Women and Tree Monocultures
Sexual violence and loss of access to land and water are specific impacts that women face when large-scale tree plantations take over community land. Once established, these industrial plantations interfere with food production and women's ability to move freely on their own land. That is why in many places affected by industrial tree plantations, women take the lead in organizing their communities and defending their territories.
Type of content
Oil palm company Socfin has meant oppression for affected communities. Yet, women have to confront another patriarchic system. Paramount Chiefs are the custodian of the land according to customary law, which often give men decision-making and ownership power over land.
Oil palm plantations are one of the most unsafe spaces for women, not only because of their vulnerable working status packed with injustices and precarities, but also because of the potential for sexual violence and harassment. (Available in Indonesian).
(Only available in Portuguese) Confira o vídeo com o posicionamento da comunidade contrária à passagem de caminhões de eucalipto.
WRM Bulletin Compilation. Available in English and Indonesian.
Can the inclusion of gender-specific policies in the operations of oil palm companies and the RSPO certification scheme do more than cover up the violence and structural patriarchy and racism inherent in the plantation model? How, in such context, do these gender policies unfold?
Patriarchal oppression is inseparable from the industrial plantation model, and it is at the base of how companies generate profits. Companies target women, including due to their fundamental role in community life.

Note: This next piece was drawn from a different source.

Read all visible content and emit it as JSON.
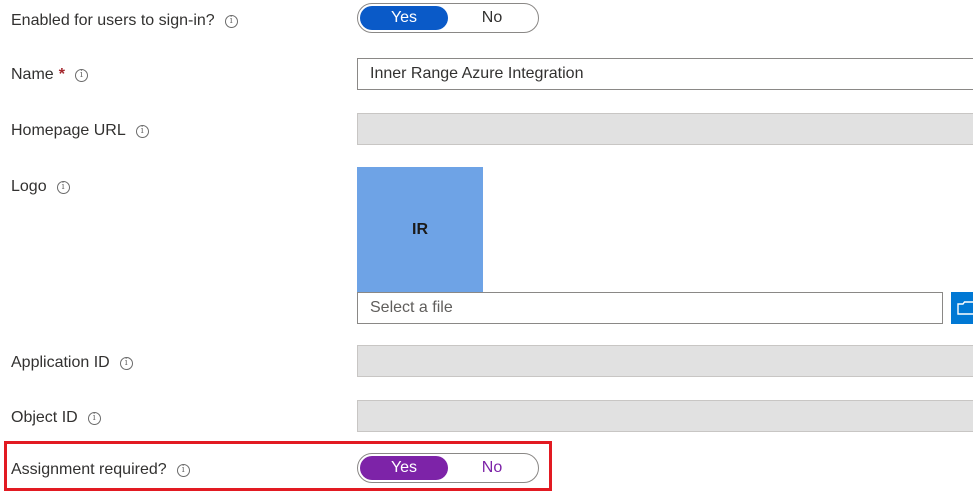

While palm oil companies present themselves as benevolent donors during the pandemic, communities living in and around these plantations tell another story. Activists against industrial oil palm plantations talk about communities’ situation since the Covid-19 outbreak.